Verb: Definition, Types, and Examples

Alis Mihaela

Verbs are fundamental components of language, providing the necessary action or state of being in sentences. This guide aims to shed light on the definition, types, and examples of verbs, unraveling their importance in effective communication.

What is a Verb?

In its simplest form, a verb is a word that denotes an action, occurrence, or state of being. Verbs play a vital role in conveying the dynamics of a sentence and are indispensable for articulating the details of who, what, when, where, why, and how.

What are the types of Verb?

Verbs can be categorized into several types based on their functions within a sentence. Each type serves a distinct purpose, contributing to the overall structure of language. Here are some key types of verbs:

  1. Action Verb
  2. Linking Verb
  3. Infinitive Verb
  4. Phrasal Verb
  5. Transitive Verb
  6. Intransitive Verb
  7. Regular and Irregular Verb

Action Verb:

Action verbs express either physical or mental actions. They bring vitality to sentences by illustrating what the subject is doing.

Example: run, swim, think, and create.

Linking Verb:

Linking verbs connect the subject to a subject complement, usually an adjective or noun. Common linking verbs include be, become, seem, and appear.

For Example: “The situation seems dire.”

Helping Verb:

Auxiliary verbs assist the main verb in a sentence, conveying nuances such as tense, mood, and voice.

Example: is, am, are, have, and will. In the sentence “She is running,” “is” is the auxiliary verb.

Modal Verb:

Modal verbs express possibility, necessity, or ability.

Example: can, could, will, would, may, might, shall, and should. For instance, “You can join us for dinner.”

Transitive Verb:

Transitive verbs require a direct object to complete their meaning. They act upon something or someone.

Example: “He ate the cake.” Here, “ate” is the transitive verb, and “cake” is the direct object.

Intransitive Verb:

Intransitive verbs do not require a direct object to make sense. They often convey movement or an action that doesn’t transfer to an object.

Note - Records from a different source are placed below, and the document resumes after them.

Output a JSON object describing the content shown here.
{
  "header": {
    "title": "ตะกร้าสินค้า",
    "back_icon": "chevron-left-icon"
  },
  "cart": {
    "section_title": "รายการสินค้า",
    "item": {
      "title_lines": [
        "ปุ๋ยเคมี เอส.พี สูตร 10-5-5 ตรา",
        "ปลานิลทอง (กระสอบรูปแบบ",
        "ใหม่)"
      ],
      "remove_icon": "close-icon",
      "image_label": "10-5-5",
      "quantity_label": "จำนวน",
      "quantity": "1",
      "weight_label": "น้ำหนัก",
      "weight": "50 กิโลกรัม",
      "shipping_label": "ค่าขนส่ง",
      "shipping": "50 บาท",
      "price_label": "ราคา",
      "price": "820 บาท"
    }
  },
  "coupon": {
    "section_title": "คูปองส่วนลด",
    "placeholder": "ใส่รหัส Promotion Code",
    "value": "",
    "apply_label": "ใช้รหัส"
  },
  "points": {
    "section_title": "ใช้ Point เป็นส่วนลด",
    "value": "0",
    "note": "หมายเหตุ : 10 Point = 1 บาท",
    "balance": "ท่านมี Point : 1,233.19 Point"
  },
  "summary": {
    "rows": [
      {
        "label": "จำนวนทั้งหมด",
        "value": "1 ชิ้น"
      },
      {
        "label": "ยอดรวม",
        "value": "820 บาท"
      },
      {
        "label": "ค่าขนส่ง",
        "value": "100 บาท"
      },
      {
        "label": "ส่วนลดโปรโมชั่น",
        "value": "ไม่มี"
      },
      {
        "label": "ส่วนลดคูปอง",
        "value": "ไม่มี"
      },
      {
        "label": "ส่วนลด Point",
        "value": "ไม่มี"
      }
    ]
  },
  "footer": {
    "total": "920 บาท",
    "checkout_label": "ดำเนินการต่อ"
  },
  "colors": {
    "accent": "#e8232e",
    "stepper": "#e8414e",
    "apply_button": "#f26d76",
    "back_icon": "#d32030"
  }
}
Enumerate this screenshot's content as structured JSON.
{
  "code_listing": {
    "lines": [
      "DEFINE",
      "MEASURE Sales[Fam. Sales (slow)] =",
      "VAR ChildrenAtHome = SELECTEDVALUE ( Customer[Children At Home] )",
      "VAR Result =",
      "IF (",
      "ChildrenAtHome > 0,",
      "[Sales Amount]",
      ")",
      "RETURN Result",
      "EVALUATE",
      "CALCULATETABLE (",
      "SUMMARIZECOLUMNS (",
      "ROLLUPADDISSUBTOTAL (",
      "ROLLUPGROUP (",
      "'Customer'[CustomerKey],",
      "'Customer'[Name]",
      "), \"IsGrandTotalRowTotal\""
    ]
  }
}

Example: “She laughed.”

Examples and Comparison Table:

For better understanding, let’s compare and contrast these verb types using tables:

Verb TypeDefinitionExample
Action VerbExpress physical or mental action.“The dog runs in the park.”
Linking VerbConnect the subject to a subject complement.“The flowers are beautiful.”
Auxiliary VerbAssist the main verb with tense or mood.“She has completed the project.”
Modal VerbExpress possibility, necessity, or ability.“You can solve the puzzle.”
Transitive VerbRequire a direct object to complete meaning.“He ate the delicious cake.”
Intransitive VerbDo not require a direct object to make sense.“She laughed at the joke.”

What are the key types of verbs and their functions?

Verbs, essential in sentence structure, have distinct roles. Action verbs depict physical or mental actions (e.g., run), linking verbs connect subjects to complements (e.g., seem), helping verbs aid main verbs (e.g., is), modal verbs express possibility (e.g., can), transitive verbs need objects (e.g., ate), and intransitive verbs don’t (e.g., laughed).

Frequently Asked Questions (FAQs):

1. What exactly does a verb do in a sentence?

A verb is like the action hero of a sentence, telling us what’s happening or describing the state of the subject.

2. Can you give me an example of a linking verb and explain how it works?

Sure! In a sentence like “The situation seems dire,” the linking verb “seems” connects the subject “situation” to the description “dire,” expressing its state.

3. How do those helper verbs help in a sentence?

Those helper verbs, or as we call them, auxiliary verbs, team up with the main verb to tell us about things like when it happened, the mood, or the voice. For instance, in “She has completed the project,” “has” is the helper verb.

4. What sets transitive verbs apart from intransitive ones?

Transitive verbs need an object to make sense; they do something to someone or something. Intransitive verbs don’t need an object. Think “He ate the cake” (transitive) vs. “She laughed” (intransitive).

5. Can a verb be both transitive and intransitive?

Absolutely! Some verbs are flexible and can switch roles depending on the situation. For instance, “The cat sleeps” (intransitive) and “I sleep eight hours a night” (transitive).

6. What’s the deal with action verbs vs linking verbs?

Action verbs are the go-getters, showing some action, while linking verbs are more about connecting the subject to a description, like an adjective or noun, revealing a state of being.


In a conclusion, verbs are like the backbone of sentences. Knowing the different types and what they do helps us put together sentences that make sense. Whether it’s a verb showing action in a story or one linking things together, verbs are super important for making our words clear and expressive. They’re like the secret sauce that makes our communication awesome!